Most media attention in South Carolina today is focused on the incriminating photographs of Olympic hero Michael Phelps allegedly huffing marijuana bong hits and whether the cops in Columbia will press drug possession charges against the world's greatest swimmer.
Away from the center ring of that media circus, however, there is real news breaking in the Palmetto State, and it's coming from the healthcare sector.

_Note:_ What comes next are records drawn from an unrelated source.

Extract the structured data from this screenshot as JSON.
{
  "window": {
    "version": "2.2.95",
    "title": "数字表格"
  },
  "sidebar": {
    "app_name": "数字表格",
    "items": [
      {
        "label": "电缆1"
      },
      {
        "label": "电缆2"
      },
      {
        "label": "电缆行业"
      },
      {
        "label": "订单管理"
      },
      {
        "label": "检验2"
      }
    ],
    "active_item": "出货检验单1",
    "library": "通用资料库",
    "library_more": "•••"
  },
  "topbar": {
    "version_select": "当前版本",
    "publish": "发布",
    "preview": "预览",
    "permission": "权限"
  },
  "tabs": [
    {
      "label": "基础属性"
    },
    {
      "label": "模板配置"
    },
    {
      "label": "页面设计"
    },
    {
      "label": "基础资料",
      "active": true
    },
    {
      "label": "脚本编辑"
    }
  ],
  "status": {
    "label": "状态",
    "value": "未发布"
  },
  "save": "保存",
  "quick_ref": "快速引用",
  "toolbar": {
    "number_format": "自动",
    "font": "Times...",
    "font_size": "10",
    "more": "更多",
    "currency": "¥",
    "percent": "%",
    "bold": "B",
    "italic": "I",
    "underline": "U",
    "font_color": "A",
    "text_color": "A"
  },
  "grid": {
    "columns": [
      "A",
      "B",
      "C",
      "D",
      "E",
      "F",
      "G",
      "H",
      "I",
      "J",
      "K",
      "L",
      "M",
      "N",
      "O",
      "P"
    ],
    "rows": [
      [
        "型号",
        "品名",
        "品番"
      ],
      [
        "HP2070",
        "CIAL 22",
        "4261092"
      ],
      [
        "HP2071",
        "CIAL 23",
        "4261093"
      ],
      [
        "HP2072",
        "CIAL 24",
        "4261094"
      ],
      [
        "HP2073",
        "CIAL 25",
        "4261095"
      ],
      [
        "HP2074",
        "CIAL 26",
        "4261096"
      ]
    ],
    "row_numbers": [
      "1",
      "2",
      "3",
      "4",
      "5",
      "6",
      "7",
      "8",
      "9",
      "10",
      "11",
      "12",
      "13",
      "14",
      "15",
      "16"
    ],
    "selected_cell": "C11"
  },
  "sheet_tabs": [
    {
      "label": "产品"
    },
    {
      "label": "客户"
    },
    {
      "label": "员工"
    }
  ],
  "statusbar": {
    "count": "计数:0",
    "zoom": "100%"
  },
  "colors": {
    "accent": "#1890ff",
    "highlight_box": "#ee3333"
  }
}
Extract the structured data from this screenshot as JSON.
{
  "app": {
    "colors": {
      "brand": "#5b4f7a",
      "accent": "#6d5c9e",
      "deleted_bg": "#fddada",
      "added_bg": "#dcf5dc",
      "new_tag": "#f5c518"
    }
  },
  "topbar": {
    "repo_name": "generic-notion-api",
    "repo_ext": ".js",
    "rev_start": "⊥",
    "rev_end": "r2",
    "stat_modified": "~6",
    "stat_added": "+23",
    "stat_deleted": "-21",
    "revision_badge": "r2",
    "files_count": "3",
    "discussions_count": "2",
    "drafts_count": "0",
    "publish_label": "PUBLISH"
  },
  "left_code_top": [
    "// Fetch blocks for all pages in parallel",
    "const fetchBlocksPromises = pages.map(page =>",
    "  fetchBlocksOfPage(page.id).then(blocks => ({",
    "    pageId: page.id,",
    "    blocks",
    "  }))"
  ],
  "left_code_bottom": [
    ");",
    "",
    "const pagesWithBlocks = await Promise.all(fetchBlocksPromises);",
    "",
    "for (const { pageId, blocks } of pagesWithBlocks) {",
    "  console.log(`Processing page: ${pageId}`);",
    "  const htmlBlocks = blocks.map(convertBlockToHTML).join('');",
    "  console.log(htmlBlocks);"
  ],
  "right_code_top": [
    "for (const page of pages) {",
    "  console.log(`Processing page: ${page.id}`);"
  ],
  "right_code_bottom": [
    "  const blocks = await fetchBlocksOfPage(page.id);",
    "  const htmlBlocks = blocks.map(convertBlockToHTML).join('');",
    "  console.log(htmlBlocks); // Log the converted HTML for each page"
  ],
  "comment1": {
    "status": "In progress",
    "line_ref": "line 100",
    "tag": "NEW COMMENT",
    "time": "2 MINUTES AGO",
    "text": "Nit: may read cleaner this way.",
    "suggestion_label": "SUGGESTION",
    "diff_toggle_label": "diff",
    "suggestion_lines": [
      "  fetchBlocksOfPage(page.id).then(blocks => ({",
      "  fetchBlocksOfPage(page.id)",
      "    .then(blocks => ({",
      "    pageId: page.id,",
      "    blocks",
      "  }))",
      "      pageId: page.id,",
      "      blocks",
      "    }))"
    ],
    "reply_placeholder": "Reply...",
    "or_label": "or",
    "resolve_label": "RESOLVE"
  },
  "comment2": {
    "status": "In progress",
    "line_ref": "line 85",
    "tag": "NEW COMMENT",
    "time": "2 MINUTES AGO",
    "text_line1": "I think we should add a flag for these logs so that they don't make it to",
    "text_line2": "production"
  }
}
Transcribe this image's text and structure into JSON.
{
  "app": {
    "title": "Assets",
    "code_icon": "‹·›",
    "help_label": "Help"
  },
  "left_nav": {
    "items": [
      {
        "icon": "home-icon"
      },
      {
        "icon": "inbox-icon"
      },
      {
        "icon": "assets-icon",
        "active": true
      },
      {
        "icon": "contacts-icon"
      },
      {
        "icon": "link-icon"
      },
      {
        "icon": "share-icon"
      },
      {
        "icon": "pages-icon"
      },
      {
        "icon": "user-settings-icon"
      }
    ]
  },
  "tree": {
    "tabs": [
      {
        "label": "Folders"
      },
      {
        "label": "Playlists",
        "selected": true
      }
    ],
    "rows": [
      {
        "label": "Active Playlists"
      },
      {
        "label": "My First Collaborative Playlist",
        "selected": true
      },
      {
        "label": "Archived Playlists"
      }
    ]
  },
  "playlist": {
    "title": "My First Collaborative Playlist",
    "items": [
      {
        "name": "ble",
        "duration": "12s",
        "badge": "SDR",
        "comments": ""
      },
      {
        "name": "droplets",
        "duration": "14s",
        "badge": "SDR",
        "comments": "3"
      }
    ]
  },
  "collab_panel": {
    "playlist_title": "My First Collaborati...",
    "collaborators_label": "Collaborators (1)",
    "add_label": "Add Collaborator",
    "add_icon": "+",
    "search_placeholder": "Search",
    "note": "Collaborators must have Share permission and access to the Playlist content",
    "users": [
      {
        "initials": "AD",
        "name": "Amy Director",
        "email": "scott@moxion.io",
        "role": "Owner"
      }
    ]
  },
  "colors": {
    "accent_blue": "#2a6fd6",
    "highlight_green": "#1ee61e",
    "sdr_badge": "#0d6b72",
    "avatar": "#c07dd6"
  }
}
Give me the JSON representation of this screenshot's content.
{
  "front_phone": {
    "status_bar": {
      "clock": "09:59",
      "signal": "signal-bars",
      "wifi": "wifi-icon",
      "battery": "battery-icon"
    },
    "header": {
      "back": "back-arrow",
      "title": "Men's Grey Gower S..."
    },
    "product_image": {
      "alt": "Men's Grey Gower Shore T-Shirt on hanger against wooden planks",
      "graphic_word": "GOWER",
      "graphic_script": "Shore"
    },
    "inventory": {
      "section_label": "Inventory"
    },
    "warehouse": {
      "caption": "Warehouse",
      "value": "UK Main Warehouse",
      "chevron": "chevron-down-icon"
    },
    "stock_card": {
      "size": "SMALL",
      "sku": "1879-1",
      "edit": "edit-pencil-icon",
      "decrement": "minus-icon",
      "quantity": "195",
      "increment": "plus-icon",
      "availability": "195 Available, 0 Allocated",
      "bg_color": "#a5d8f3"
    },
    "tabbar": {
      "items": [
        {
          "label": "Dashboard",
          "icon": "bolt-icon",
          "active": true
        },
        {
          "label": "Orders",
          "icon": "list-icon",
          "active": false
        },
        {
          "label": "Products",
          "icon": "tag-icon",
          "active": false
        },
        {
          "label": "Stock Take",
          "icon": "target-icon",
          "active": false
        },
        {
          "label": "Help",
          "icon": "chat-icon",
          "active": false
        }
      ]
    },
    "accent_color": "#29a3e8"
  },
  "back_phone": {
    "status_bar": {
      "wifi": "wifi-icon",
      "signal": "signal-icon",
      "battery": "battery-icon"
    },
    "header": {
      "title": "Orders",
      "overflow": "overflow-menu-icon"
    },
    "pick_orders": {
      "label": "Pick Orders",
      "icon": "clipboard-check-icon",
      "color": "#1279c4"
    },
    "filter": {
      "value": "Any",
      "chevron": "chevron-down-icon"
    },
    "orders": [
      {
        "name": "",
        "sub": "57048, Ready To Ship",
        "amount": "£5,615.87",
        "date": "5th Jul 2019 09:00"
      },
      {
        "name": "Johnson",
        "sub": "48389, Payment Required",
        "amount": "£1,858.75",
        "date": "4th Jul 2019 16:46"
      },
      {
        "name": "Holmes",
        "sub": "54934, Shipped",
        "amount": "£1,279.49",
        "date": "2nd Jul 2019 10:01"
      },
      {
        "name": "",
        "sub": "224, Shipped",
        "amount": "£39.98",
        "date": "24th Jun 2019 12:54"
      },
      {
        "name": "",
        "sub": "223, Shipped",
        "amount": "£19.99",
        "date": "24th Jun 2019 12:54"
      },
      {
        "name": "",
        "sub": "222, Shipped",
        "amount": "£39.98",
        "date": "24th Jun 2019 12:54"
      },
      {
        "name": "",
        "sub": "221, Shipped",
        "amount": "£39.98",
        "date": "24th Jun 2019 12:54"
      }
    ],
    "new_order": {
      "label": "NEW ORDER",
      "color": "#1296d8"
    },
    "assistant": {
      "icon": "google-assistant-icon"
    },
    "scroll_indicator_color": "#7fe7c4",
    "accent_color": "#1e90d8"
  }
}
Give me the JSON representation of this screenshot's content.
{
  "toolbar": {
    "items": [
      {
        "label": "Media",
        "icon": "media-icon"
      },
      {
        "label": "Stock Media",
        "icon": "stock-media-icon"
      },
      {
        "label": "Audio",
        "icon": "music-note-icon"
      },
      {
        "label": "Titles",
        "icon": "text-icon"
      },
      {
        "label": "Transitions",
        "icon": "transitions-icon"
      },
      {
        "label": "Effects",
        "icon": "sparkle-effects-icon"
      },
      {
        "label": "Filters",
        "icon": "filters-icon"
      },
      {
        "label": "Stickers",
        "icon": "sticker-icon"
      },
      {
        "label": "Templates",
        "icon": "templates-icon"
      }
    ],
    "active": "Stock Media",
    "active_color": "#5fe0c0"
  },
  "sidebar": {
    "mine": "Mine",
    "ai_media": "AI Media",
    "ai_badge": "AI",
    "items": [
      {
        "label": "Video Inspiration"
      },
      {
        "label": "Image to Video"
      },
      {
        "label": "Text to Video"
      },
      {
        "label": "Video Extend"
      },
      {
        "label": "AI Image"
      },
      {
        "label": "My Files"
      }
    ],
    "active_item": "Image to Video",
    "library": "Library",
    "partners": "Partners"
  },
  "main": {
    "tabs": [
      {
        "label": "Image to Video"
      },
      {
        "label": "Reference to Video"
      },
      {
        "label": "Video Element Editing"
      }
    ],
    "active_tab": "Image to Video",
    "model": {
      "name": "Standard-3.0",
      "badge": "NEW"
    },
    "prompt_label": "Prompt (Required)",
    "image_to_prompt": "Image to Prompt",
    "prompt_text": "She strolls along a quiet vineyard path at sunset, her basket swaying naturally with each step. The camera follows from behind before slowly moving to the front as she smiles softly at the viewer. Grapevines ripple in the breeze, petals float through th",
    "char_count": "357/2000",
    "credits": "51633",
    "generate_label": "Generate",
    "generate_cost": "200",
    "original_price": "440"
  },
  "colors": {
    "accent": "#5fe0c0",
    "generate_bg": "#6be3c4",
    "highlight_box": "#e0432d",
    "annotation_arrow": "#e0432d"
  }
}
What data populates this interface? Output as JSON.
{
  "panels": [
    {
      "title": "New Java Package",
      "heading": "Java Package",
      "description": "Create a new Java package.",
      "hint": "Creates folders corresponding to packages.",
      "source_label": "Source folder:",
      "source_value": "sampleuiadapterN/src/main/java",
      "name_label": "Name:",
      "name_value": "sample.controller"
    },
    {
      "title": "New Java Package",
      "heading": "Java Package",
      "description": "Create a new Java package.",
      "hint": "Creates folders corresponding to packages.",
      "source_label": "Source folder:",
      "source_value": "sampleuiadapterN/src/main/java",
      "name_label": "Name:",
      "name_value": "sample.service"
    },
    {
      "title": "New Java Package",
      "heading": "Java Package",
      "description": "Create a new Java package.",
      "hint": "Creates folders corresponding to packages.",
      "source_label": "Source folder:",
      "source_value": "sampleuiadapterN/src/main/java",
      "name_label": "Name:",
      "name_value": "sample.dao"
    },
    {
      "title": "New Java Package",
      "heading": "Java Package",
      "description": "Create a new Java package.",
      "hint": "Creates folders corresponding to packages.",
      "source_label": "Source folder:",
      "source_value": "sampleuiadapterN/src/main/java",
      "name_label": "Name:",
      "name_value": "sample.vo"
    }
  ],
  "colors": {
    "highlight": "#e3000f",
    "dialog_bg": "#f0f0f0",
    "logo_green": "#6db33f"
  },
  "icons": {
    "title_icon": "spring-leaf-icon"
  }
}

Midday today marks the launch of the South Carolina Healthcare Quality Trust, a statewide, voluntary hospital quality collaborative to reduce hospital-acquired infections and their associated costs.
SCHQT is an awkward acronym for a promising program that creates an information-sharing portal linking the state's 65 hospitals with one another and with the major academic and research medical facilities in the state, with an emphasis on using evidence-based practices that eliminate preventable HAIs.
Rick Foster, MD, a family physician and senior vice president of quality and patient safety for the South Carolina Hospital Association, says the free information-sharing portal will be an important new tool available to every hospital in the state, no matter how small or remote. "We're making this available to small and rural and critical-access hospitals, where they may have more limited resources from an infection control standpoint or may not have direct access to infectious disease physicians," he says.
SCHQT will allow hospitals to determine what's causing the HAIs and to find and promote preventive procedures. "We are one of the states that does have required reporting for HAIs, so there is more visibility in our state as far as where we are and where we have opportunities for improvement," Foster says. "We felt like we needed to find better ways to use the data that was being reported for quality research purposes and not just for public reporting."
In addition to SCHA and its member hospitals and major health systems, the first-of-its-kind SCHQT ties in medical researchers from Clemson University, Medical University of South Carolina, and the University of South Carolina. SCHQT is coordinated through Health Sciences South Carolina, a private-public collaborative of the state's major universities and health systems, with the help of Premier Inc., the healthcare-purchasing network that has compiled a massive repository of clinical information.